God has answered so many of our requests while we're here. He's given us weather that's not too hot, taken care of Robbie's arms, allowed us to really serve, and opened our eyes a little more to the needs of others. Our major goals were to be selfless servants and to build a relationship with at least 1 person that went below the surface. I've been able to encourage the English-speaking staff members, but it's been hard with the Spanish-speaking staff.

The most frustrating part for me of the whole trip has been the inability to communicate well with so many of them-staff and children. Many know a little English, but still I can't understand what they're saying to me or each other. It's been really difficult. Of course, the kids don't care, but it kills me. So I'm praying that God will release me from this barrier I'm feeling and allow me to feel effective despite this barrier.

Thank you for your prayers and support. Only 2 more full days left. It's going very quickly.

Tuesday, June 1, 2010


We're going to try to blog while we're away, but we may not have a chance until we get back.
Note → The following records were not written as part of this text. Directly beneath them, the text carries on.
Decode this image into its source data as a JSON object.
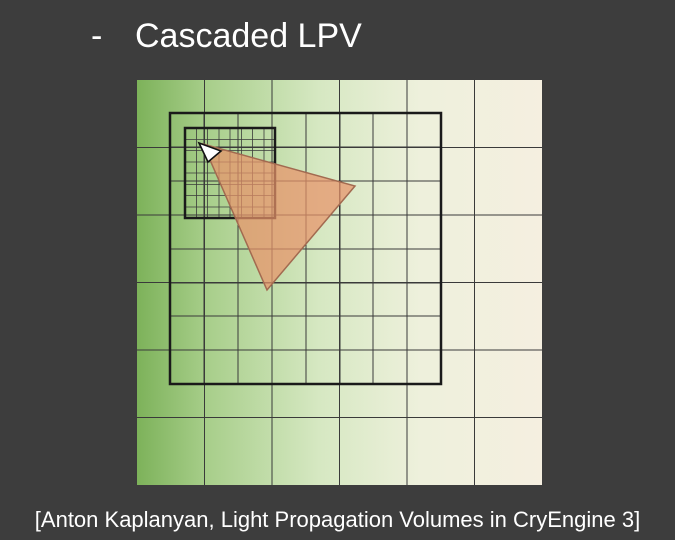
{
  "slide": {
    "bullet": "-",
    "title": "Cascaded LPV",
    "caption": "[Anton Kaplanyan, Light Propagation Volumes in CryEngine 3]"
  },
  "colors": {
    "background": "#3d3d3d",
    "text": "#ffffff",
    "gradient_green": "#8fbc6e",
    "gradient_light": "#e4efd4",
    "gradient_cream": "#f5f0e2",
    "grid_line": "#333333",
    "triangle_fill": "#e8936a",
    "triangle_stroke": "#a26a50"
  },
  "diagram": {
    "outer_grid_cells": 6,
    "middle_grid_cells": 8,
    "inner_grid_cells": 8
  }
}
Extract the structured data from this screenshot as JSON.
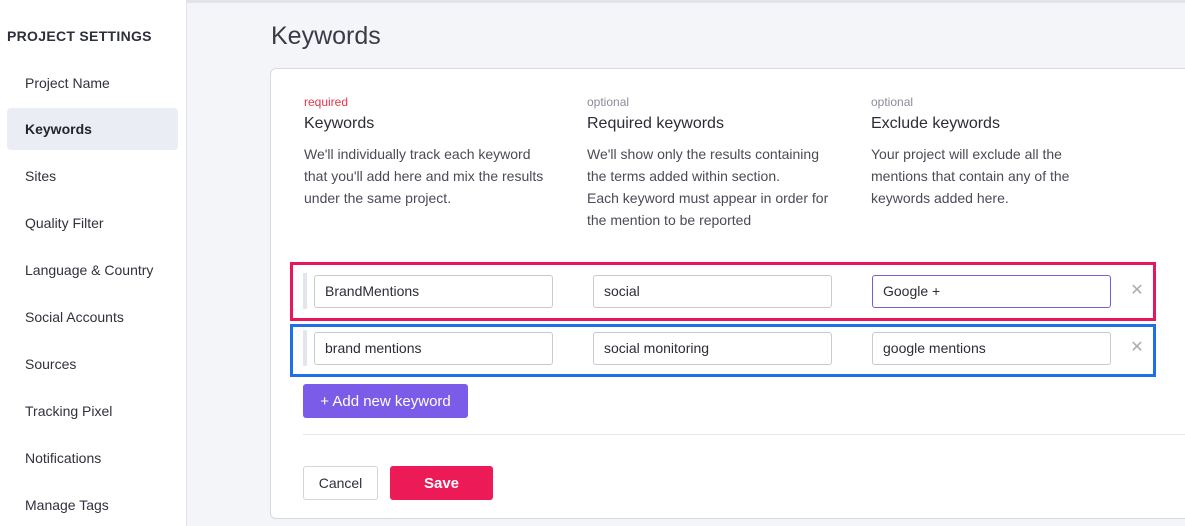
{
  "sidebar": {
    "title": "PROJECT SETTINGS",
    "items": [
      {
        "label": "Project Name"
      },
      {
        "label": "Keywords"
      },
      {
        "label": "Sites"
      },
      {
        "label": "Quality Filter"
      },
      {
        "label": "Language & Country"
      },
      {
        "label": "Social Accounts"
      },
      {
        "label": "Sources"
      },
      {
        "label": "Tracking Pixel"
      },
      {
        "label": "Notifications"
      },
      {
        "label": "Manage Tags"
      }
    ],
    "active_item": "Keywords"
  },
  "main": {
    "title": "Keywords",
    "columns": [
      {
        "tag": "required",
        "heading": "Keywords",
        "description": [
          "We'll individually track each keyword",
          "that you'll add here and mix the results",
          "under the same project."
        ]
      },
      {
        "tag": "optional",
        "heading": "Required keywords",
        "description": [
          "We'll show only the results containing",
          "the terms added within section.",
          "Each keyword must appear in order for",
          "the mention to be reported"
        ]
      },
      {
        "tag": "optional",
        "heading": "Exclude keywords",
        "description": [
          "Your project will exclude all the",
          "mentions that contain any of the",
          "keywords added here."
        ]
      }
    ],
    "rows": [
      {
        "keyword": "BrandMentions",
        "required": "social",
        "exclude": "Google +",
        "remove_icon": "close-x"
      },
      {
        "keyword": "brand mentions",
        "required": "social monitoring",
        "exclude": "google mentions",
        "remove_icon": "close-x"
      }
    ],
    "add_button_label": "+ Add new keyword",
    "cancel_label": "Cancel",
    "save_label": "Save"
  },
  "colors": {
    "accent_purple": "#7a5ce8",
    "save_red": "#ec1a57",
    "highlight_pink": "#e8175d",
    "highlight_blue": "#1f6feb"
  }
}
We appreciate your prayers for safety, good health, and that we will stay strong the whole time we're there. Also pray for servants' hearts in each of us.

Heading out
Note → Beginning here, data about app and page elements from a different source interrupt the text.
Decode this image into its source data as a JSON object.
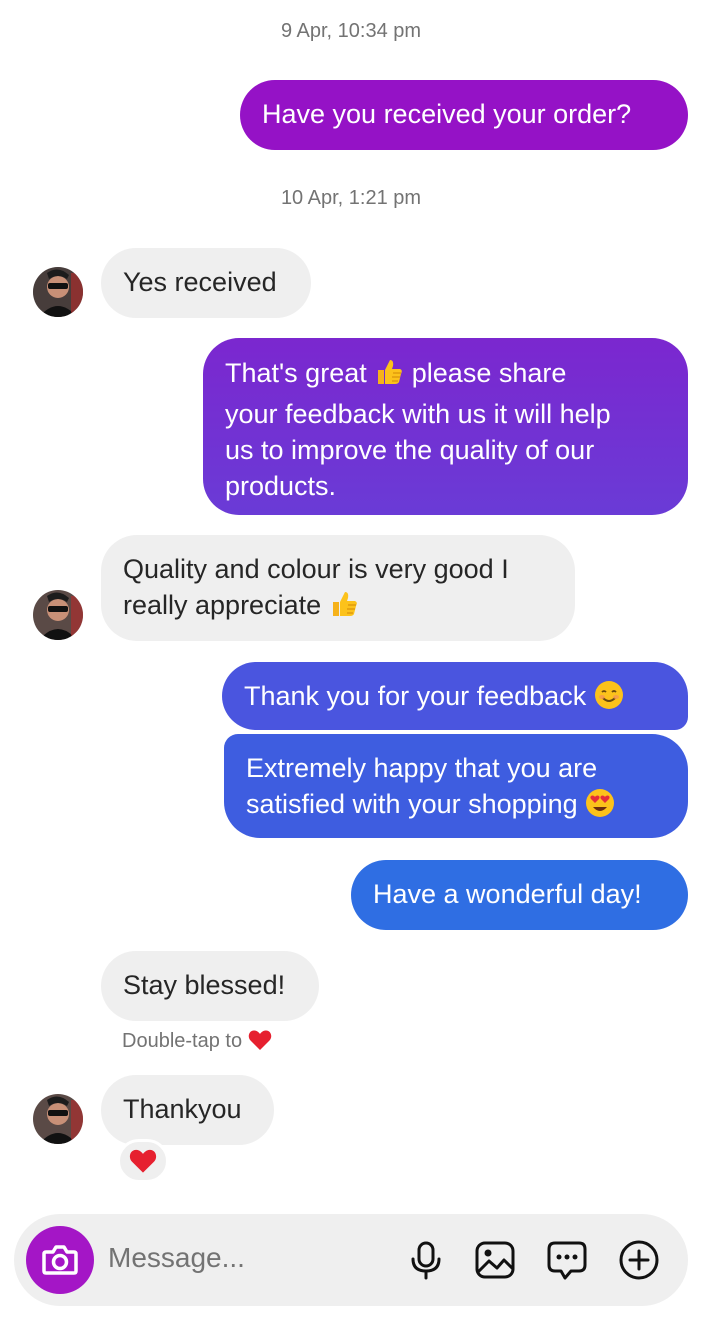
{
  "conversation": {
    "timestamps": [
      "9 Apr, 10:34 pm",
      "10 Apr, 1:21 pm"
    ],
    "messages": [
      {
        "from": "me",
        "lines": [
          "Have you received your order?"
        ]
      },
      {
        "from": "them",
        "lines": [
          "Yes received"
        ]
      },
      {
        "from": "me",
        "lines": [
          "That's great",
          "please share",
          "your feedback with us it will help",
          "us to improve the quality of our",
          "products."
        ]
      },
      {
        "from": "them",
        "lines": [
          "Quality and colour is very good I",
          "really appreciate"
        ]
      },
      {
        "from": "me",
        "lines": [
          "Thank you for your feedback"
        ]
      },
      {
        "from": "me",
        "lines": [
          "Extremely happy that you are",
          "satisfied with your shopping"
        ]
      },
      {
        "from": "me",
        "lines": [
          "Have a wonderful day!"
        ]
      },
      {
        "from": "them",
        "lines": [
          "Stay blessed!"
        ]
      },
      {
        "from": "them",
        "lines": [
          "Thankyou"
        ]
      }
    ],
    "double_tap_hint": "Double-tap to",
    "reaction": "heart-icon"
  },
  "composer": {
    "placeholder": "Message...",
    "icons": [
      "camera-icon",
      "microphone-icon",
      "gallery-icon",
      "sticker-icon",
      "add-icon"
    ]
  },
  "colors": {
    "outgoing_top": "#9b14c4",
    "outgoing_mid": "#6a3bd6",
    "outgoing_bottom": "#2f6ee3",
    "incoming": "#efefef",
    "camera_button": "#a416c6"
  }
}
It's been a bit of a roller coaster this past week. We've been preparing our hearts and lives to serve the precious orphans at the Casa Bernabe orphanage in Guatemala since last fall. All the funding came in, the passports arrived in plenty of time, and we were all set to start the packing when the country was hit by not 1 but 2 natural disasters in a matter of a couple of days! The Pacaya volcano (about 20 miles from Casa Bernabe) erupted and spit lava causing the area to be covered in ash. Then just a couple of days later, there was tropical storm Agatha, which was responsible for well over a hundred deaths in Guatemala. The storm also caused the black ash to harden into a concrete-like substance.

At first we were pretty sure we weren't going to be able to make it, then we were, then not so sure. Now, it looks like the airport will reopen, and it will be safe for us to travel into Guatemala on Thursday.

So I'm thinking about these disasters and the people who have lost their homes and/or their families. It reminded me of Job and how God allowed Satan to take everything away from Job. God knew Job would continue to remain faithful to God. Job lost his land, his living, his children, and his health. If I was in Guatemala with my family, and they were taken from me in an instant, I think I'd be devastated. If He also took my way of living, my home, and my health, would I want to go on living? Would I remain faithful to God? I hope I would, but I don't know. Thankfully, I've never had to suffer that kind of loss, so I really don't know. I hope I would remember that Job stayed faithful, and God rewarded him with more blessings for the rest of his life than he ever had before. But I don't know. What about you?